If nothing else, the men and women of the Criterion Collection are known for adhering to purist principles in transferring older films to DVD and Bluray. Whatever and however a film in question looked to audiences when it first came out, this is how the Criterion team will present it — no ifs, ands or buts. But to go by information on a Criterion webpage for its forthcoming Bluray of Otto Preminger‘s Anatomy of a Murder (’59), the aspect-ratio brain police have wormed their way into Criterion and are imposing an Orwellian reassessment.
Frame capture from ColTriStar Home Video’s 11 year-old Anatomy of a Murder DVD
Frame capture supplied by Criterion Co. website page about its Anatomy of a Murder Bluray.
A movie that was very pleasingly and beautifully filmed with a protected aspect ratio of 1.33 to 1 — an aspect ratio which has been seen thousands of times on broadcast and cable TV, and which was presented on a 2000 Anatomy of a Murder DVD, and which the jacket copy for said disc proclaimed as “the original theatrical aspect ratio” — will be presented by Criterion next February with a 1.85 to 1 cropping.
In other words, Criterion is going to pull out its samurai blade and whack the living hell out of this film. I mean, that’s a lot of visual information being chopped out of the top and bottom of the frame. Despite those 1.33 framings being so visually pleasing, so elegant, so 1950s-looking, so boxy and fuddy-duddy, so “your grandfather’s living-room TV.”
But once again, as with Sony Home Video’s recent The Caine Mutiny Bluray, we’re going to see compositions on the Anatomy Bluray that feel sliced down and compressed and confined…like they’re in prison.
Except we were told a few weeks back that Sony’s restoration guy Grover Crisp cropped The Caine Mutiny Bluray down to1.85 because he’d reviewed the film’s original notes and logs about Edward Dmytryk‘s intended aspect ratio and that this was indeed the correct way to present it. (I still say “no” to this but that’s an earlier story.)
See the dog? You can see most of it. It’s almost a whole dog.
See the half-doggy? Do you GET IT NOW, fascists?
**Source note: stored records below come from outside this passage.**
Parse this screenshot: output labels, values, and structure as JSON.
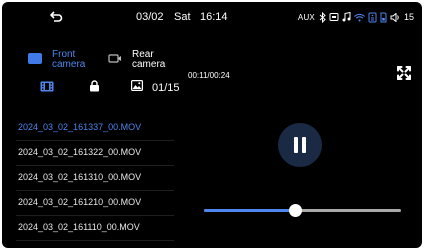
{
  "status_bar": {
    "back_icon": "back-arrow-icon",
    "date": "03/02",
    "day": "Sat",
    "time": "16:14",
    "aux_label": "AUX",
    "icons": [
      "bluetooth-icon",
      "car-icon",
      "music-note-icon",
      "wifi-icon",
      "signal-icon",
      "sd-card-icon",
      "volume-icon"
    ],
    "volume_level": "15"
  },
  "camera": {
    "front_label": "Front\ncamera",
    "rear_label": "Rear\ncamera",
    "selected": "front"
  },
  "tools": {
    "icons": [
      "video-icon",
      "lock-icon",
      "photo-icon"
    ],
    "count": "01/15"
  },
  "recording_time": "00:11/00:24",
  "fullscreen_icon": "fullscreen-icon",
  "files": [
    {
      "name": "2024_03_02_161337_00.MOV",
      "active": true
    },
    {
      "name": "2024_03_02_161322_00.MOV",
      "active": false
    },
    {
      "name": "2024_03_02_161310_00.MOV",
      "active": false
    },
    {
      "name": "2024_03_02_161210_00.MOV",
      "active": false
    },
    {
      "name": "2024_03_02_161110_00.MOV",
      "active": false
    }
  ],
  "playback": {
    "state": "playing",
    "progress": 0.46
  },
  "colors": {
    "background": "#000000",
    "accent": "#4d86ee",
    "pause_button": "#1b2a44",
    "text": "#ffffff"
  }
}
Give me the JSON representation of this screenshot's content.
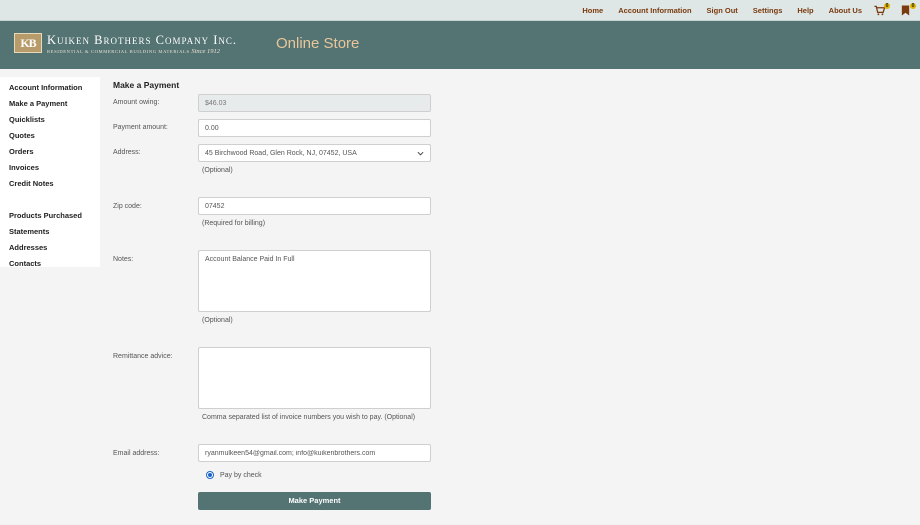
{
  "topnav": {
    "links": [
      "Home",
      "Account Information",
      "Sign Out",
      "Settings",
      "Help",
      "About Us"
    ],
    "cart_count": "0",
    "flag_count": "0",
    "cart_icon": "cart-icon",
    "flag_icon": "bookmark-icon"
  },
  "header": {
    "logo_mark": "KB",
    "company_name": "Kuiken Brothers Company Inc.",
    "company_tagline": "Residential & Commercial Building Materials",
    "company_since": "Since 1912",
    "store_title": "Online Store"
  },
  "sidebar": {
    "items": [
      "Account Information",
      "Make a Payment",
      "Quicklists",
      "Quotes",
      "Orders",
      "Invoices",
      "Credit Notes"
    ],
    "items2": [
      "Products Purchased",
      "Statements",
      "Addresses",
      "Contacts"
    ]
  },
  "form": {
    "title": "Make a Payment",
    "amount_owing_label": "Amount owing:",
    "amount_owing_value": "$46.03",
    "payment_amount_label": "Payment amount:",
    "payment_amount_value": "0.00",
    "address_label": "Address:",
    "address_value": "45 Birchwood Road, Glen Rock, NJ, 07452, USA",
    "address_hint": "(Optional)",
    "zip_label": "Zip code:",
    "zip_value": "07452",
    "zip_hint": "(Required for billing)",
    "notes_label": "Notes:",
    "notes_value": "Account Balance Paid In Full",
    "notes_hint": "(Optional)",
    "remittance_label": "Remittance advice:",
    "remittance_value": "",
    "remittance_hint": "Comma separated list of invoice numbers you wish to pay. (Optional)",
    "email_label": "Email address:",
    "email_value": "ryanmulkeen54@gmail.com; info@kuikenbrothers.com",
    "pay_option_label": "Pay by check",
    "submit_label": "Make Payment"
  },
  "colors": {
    "header_bg": "#547373",
    "topnav_link": "#7a3b0e",
    "store_title": "#e8c79b",
    "button_bg": "#547373"
  }
}
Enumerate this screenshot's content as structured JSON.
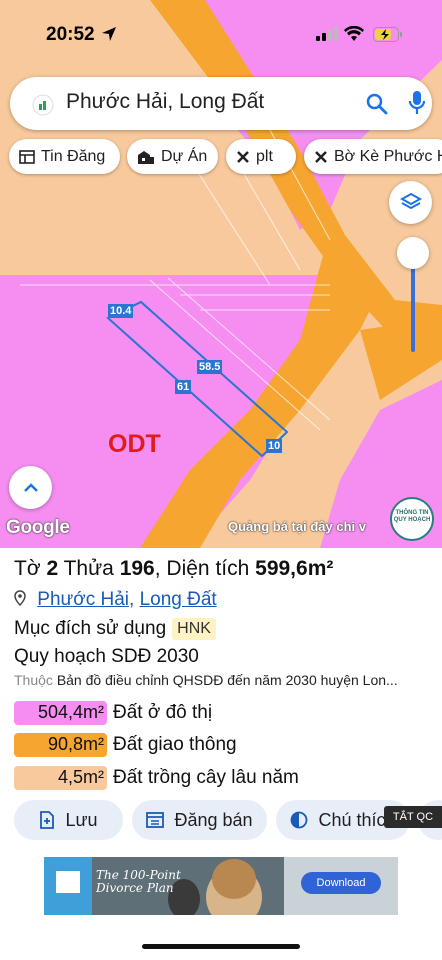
{
  "status_bar": {
    "time": "20:52"
  },
  "search": {
    "query": "Phước Hải, Long Đất"
  },
  "chips": [
    {
      "label": "Tin Đăng",
      "icon": "table-icon"
    },
    {
      "label": "Dự Án",
      "icon": "buildings-icon"
    },
    {
      "label": "plt",
      "icon": "close-icon"
    },
    {
      "label": "Bờ Kè Phước H",
      "icon": "close-icon"
    }
  ],
  "map": {
    "zone_label": "ODT",
    "dimensions": {
      "top": "10.4",
      "right_side": "58.5",
      "left_side": "61",
      "bottom": "10"
    },
    "google_label": "Google",
    "ad_text": "Quảng bá tại đây chi v",
    "badge_text": [
      "THÔNG TIN",
      "QUY HOẠCH"
    ]
  },
  "parcel": {
    "sheet_prefix": "Tờ",
    "sheet": "2",
    "lot_prefix": "Thửa",
    "lot": "196",
    "area_prefix": ", Diện tích",
    "area": "599,6m²",
    "ward": "Phước Hải",
    "district": "Long Đất",
    "purpose_label": "Mục đích sử dụng",
    "purpose_code": "HNK",
    "plan_label": "Quy hoạch SDĐ 2030",
    "doc_prefix": "Thuộc",
    "doc_text": "Bản đồ điều chỉnh QHSDĐ đến năm 2030 huyện Lon..."
  },
  "land_uses": [
    {
      "area": "504,4m²",
      "label": "Đất ở đô thị",
      "color": "#f58ef0"
    },
    {
      "area": "90,8m²",
      "label": "Đất giao thông",
      "color": "#f7a531"
    },
    {
      "area": "4,5m²",
      "label": "Đất trồng cây lâu năm",
      "color": "#f8c99c"
    }
  ],
  "actions": {
    "save": "Lưu",
    "sell": "Đăng bán",
    "legend": "Chú thích"
  },
  "ad_corner": "TẮT QC",
  "ad_banner": {
    "title_line1": "The 100-Point",
    "title_line2": "Divorce Plan",
    "cta": "Download"
  },
  "colors": {
    "residential": "#f58ef0",
    "road": "#f7a531",
    "perennial": "#f8c99c",
    "accent": "#1a5bb8"
  }
}
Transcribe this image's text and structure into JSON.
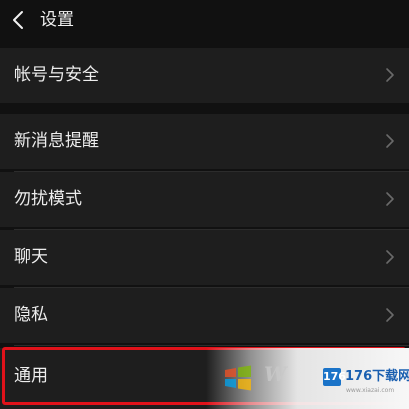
{
  "header": {
    "title": "设置",
    "back_icon": "chevron-left-icon"
  },
  "menu": {
    "items": [
      {
        "label": "帐号与安全",
        "icon": "chevron-right-icon"
      },
      {
        "label": "新消息提醒",
        "icon": "chevron-right-icon"
      },
      {
        "label": "勿扰模式",
        "icon": "chevron-right-icon"
      },
      {
        "label": "聊天",
        "icon": "chevron-right-icon"
      },
      {
        "label": "隐私",
        "icon": "chevron-right-icon"
      },
      {
        "label": "通用",
        "icon": "chevron-right-icon"
      }
    ]
  },
  "highlight": {
    "color": "#e0121a"
  },
  "watermark": {
    "logo": "windows-logo-icon",
    "text": "W",
    "badge": "176",
    "site": "176下载网",
    "sub": "www.xiazai.com"
  },
  "colors": {
    "background": "#111111",
    "row_background": "#1e1e1e",
    "text": "#ededed",
    "chevron": "#6a6a6a"
  }
}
Anyone who says that the half-doggy framing is better is in DEEP DENIAL and needs to be ignored or, better yet, slapped around.
Now, if Grover was technically correct in cropping Caine to 1.85 (and one assumes he based it on original notes and specifications, even though it was a highly questionable call from aesthetic perspective), how could Sony have approved or allowed jacket copy on the 2000 Anatomy DVD stating that 1.33 to 1 is “the original theatrical aspect ratio“?
What’s good for the goose should be good for the gander, no?
In other words, how and why could the Criterion people approve a 1.85 to 1 aspect ratio on their forthcoming Anatomy Bluray if the original aspect ratio (according to Sony Home Video) was 1.33 to 1?
The apparent answer is that Criterion is going with a 1.85 to 1 a.r. because they damn well feel like it. Because they’ve decided “to hell with it, this is what we’re going with and fuck off.” But either Sony was correct with its 1.33 proclamation in 2000 or Criterion is right about its forthcoming Bluray. They can’t both be right.
The answer, I believe, is the rule of simple expediency. A boxier aspect ratio worked fine with 1.37 to 1 analog TVs 11 years ago, but it doesn’t work with today’s 16 x 9 high-def flat screens. It seems to be that simple. I think it’s a flat-out travesty to whack Anatomy of a Murder down to 1.85, and I had the power and the influence I would lead a smelly unkempt mob into Criterion’s Manhattan headquarters, and we would refuse to leave until they re-think things and, knowing that the fascist mindset refuses to consider 1.33 any more, agree to at least crop it down to 1.66, which I would find more tolerable. Occupy Criterion!
Postscript: I’ve sent emails about this issue both to Sony’s Crisp and the Criterion people. But they both reside in very thick and deep concrete bunkers, so to speak, and they rarely discuss aspect ratio matters with press people. It is their refusal to come out in the sunlight and talk turkey, really, that gets me so angry about this stuff.